At some point or another we've probably all found ourselves in a bit of a financial pickle, and what better way to get out of it than to turn to the benevolent Bank of Mum & Dad? However, while this loving financial institution may be willing to tide you over in the short term, it's important to tackle the root cause of the debt to get back on a sure financial footing - but it seems that few of us are actually taking steps to get help.

Dependence on the parents

Research carried out by 118 118 Money has revealed that a staggering number of UK adults aged between 25 and 44 rely on their parents for funding, with 54% of those questioned admitting to borrowing from the Bank of Mum & Dad. This borrowing can also be quite substantial, with an average of £3032.97 being dished out by doting parents.

Financial commitments seem to be a main motivator to resorting to a loan of this sort, with 41% of respondents saying that they need the money for this reason. Indeed, 28% cited their credit card bills as a specific worry, and considering that 25% of respondents in this survey have between two to five years worth of non-mortgage related debt, it's unsurprising that many turn a pleading eye to their parents for aid. The research also revealed that mortgage repayments were another financial commitment that sent this age group running to the Bank of Mum & Dad, with 22% saying that they worried about being able to make their repayments.

Clearly, this age group is under significant pressure with a stressful amount of debt, but despite this, few have taken steps to try and dig themselves out of their financial hole - indeed, 70% of respondents confessed that they had not sought any advice on managing their debts, which spells bad news for parents who are hoping for repayment.

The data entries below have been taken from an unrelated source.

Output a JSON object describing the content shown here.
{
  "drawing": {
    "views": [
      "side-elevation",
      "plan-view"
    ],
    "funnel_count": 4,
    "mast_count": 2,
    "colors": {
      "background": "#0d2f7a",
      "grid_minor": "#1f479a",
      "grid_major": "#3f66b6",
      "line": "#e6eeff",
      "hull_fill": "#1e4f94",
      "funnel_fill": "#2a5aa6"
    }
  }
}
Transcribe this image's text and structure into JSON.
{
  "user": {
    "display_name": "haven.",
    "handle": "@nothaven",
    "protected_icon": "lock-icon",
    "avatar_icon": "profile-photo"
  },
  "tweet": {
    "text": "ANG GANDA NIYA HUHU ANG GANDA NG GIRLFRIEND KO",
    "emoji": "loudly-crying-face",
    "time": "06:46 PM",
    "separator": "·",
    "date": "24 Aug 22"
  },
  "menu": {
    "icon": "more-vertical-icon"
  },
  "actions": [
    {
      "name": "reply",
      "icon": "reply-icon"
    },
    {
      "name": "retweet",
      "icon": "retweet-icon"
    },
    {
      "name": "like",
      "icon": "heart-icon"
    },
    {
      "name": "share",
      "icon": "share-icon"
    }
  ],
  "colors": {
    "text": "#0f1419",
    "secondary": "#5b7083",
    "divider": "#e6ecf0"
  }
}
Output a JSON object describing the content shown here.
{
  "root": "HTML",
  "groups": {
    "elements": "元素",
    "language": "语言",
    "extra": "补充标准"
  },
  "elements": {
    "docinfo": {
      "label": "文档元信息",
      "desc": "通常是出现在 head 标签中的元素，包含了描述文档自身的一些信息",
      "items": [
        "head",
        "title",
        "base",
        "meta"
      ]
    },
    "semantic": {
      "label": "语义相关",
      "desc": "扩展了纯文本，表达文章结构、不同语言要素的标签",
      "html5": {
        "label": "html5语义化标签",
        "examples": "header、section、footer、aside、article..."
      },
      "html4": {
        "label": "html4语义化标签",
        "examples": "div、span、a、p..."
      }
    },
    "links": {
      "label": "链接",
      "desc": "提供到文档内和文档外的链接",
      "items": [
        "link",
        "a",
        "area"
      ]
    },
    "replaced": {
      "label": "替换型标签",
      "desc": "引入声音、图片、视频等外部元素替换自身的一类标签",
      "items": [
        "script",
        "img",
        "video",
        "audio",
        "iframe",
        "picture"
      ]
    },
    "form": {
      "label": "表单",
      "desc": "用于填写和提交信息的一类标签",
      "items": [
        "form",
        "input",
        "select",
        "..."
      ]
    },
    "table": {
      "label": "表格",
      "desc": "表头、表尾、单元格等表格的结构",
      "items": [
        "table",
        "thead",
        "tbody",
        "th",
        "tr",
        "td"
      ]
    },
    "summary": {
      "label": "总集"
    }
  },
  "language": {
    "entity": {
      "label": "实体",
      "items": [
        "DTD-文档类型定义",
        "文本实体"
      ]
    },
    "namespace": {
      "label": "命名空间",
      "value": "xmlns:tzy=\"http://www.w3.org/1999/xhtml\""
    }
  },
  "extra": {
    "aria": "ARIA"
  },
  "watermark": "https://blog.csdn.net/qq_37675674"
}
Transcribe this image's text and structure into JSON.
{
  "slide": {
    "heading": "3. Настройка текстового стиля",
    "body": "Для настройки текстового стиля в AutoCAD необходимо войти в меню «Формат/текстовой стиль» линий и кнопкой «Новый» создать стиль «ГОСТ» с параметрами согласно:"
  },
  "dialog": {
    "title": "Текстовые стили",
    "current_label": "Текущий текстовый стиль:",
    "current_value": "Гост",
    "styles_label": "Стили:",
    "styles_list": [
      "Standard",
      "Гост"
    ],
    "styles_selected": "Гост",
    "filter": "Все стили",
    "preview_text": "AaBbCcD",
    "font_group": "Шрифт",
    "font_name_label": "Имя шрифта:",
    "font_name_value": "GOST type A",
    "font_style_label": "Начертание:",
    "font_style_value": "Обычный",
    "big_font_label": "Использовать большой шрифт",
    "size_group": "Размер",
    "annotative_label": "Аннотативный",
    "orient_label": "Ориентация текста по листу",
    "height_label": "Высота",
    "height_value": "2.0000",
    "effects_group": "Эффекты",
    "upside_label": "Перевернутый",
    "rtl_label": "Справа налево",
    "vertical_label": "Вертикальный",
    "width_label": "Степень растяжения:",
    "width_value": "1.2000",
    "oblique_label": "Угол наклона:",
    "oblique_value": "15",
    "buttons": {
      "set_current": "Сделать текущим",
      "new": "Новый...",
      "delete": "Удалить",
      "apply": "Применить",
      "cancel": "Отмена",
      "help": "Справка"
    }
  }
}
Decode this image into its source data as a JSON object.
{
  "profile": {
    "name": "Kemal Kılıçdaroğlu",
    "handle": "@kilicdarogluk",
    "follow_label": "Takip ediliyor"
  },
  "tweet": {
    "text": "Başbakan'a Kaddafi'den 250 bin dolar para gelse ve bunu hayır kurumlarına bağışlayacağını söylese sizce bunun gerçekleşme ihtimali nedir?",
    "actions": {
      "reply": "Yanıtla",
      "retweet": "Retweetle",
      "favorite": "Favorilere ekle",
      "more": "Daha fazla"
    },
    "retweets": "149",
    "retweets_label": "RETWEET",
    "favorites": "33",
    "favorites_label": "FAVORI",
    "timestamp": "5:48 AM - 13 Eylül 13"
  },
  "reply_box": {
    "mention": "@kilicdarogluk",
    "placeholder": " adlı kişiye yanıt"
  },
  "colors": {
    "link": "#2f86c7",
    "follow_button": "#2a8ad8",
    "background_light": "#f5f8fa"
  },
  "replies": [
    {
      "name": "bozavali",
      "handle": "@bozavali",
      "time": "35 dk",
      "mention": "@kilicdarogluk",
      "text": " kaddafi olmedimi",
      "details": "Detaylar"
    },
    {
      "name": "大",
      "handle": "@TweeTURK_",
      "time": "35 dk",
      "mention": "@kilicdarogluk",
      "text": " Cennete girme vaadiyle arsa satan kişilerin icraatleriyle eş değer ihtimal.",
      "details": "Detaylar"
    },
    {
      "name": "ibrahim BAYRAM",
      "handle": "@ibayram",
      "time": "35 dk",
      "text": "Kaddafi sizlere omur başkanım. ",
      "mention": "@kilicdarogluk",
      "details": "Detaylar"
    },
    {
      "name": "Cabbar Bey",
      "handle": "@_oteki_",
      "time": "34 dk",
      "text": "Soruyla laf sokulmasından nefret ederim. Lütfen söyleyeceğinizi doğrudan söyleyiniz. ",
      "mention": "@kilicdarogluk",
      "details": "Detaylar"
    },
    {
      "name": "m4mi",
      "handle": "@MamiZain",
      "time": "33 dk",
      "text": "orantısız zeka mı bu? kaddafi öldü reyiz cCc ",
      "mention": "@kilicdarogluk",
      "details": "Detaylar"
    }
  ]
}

"As with any increase in borrowing, it's important to look at the reasons and start tackling the financial gaps that people are facing," commented Chris Gillespie of 118 118 Money. "The only way to break this spiral of debt is to help those affected to budget so they can save for their own futures."

Getting back in the black

If you're struggling to make ends meet, don't be afraid to ask for help. Make sure you talk to those you owe money to and see if you can work out a more affordable repayment plan that will gradually erase your debt.

To make things more clear-cut, you may find it easier to consolidate all your debts with a personal loan. The handy thing about personal loans is that the repayment plan will help ensure that the entire debt is cleared by the time the term comes to an end. You can search the best personal loans with our best buys.

Alternatively, you may want to investigate 0% interest balance transfer cards. These cards will allow you to consolidate your existing credit card debt without interest adding to the bill for a set term. However, it is imperative that you clear the debt by the time the interest-free offer comes to an end, otherwise you will be charged interest and your debt will be harder to clear. To prevent this, simply divide your debt by the number of interest-free months, and this will reveal how much you need to pay back each month in order to clear the debt by the end of the introductory offer. Search our balance transfer charts to get started.

Making and sticking to a budget will also help you to get out of the red and stay in the black. Take a good look at all of your in-goings and out-goings and see where you can make savings - you may be surprised! Keep a close eye on your suppliers, too. If you think you can get a cheaper deal elsewhere, then search the market and switch!

Once you are back on firm financial ground, keep to your budget. This way, you will have a little left over at the end of the month, which can then be used to create an emergency buffer. "Saving small amounts may seem fruitless at first," adds Chris, "but the pennies will soon add up to pounds". So, once you start generating a little savings pot, make it work as hard as possible by finding a competitive savings account. An easy access account is probably best for emergency savings, as they require no notice to access funds. You can check out our savings best buy tables to see if there is an account that suits you.

Disclaimer: Information is correct as of the date of publication (shown at the top of this article). Any products featured may be withdrawn by their provider or changed at any time.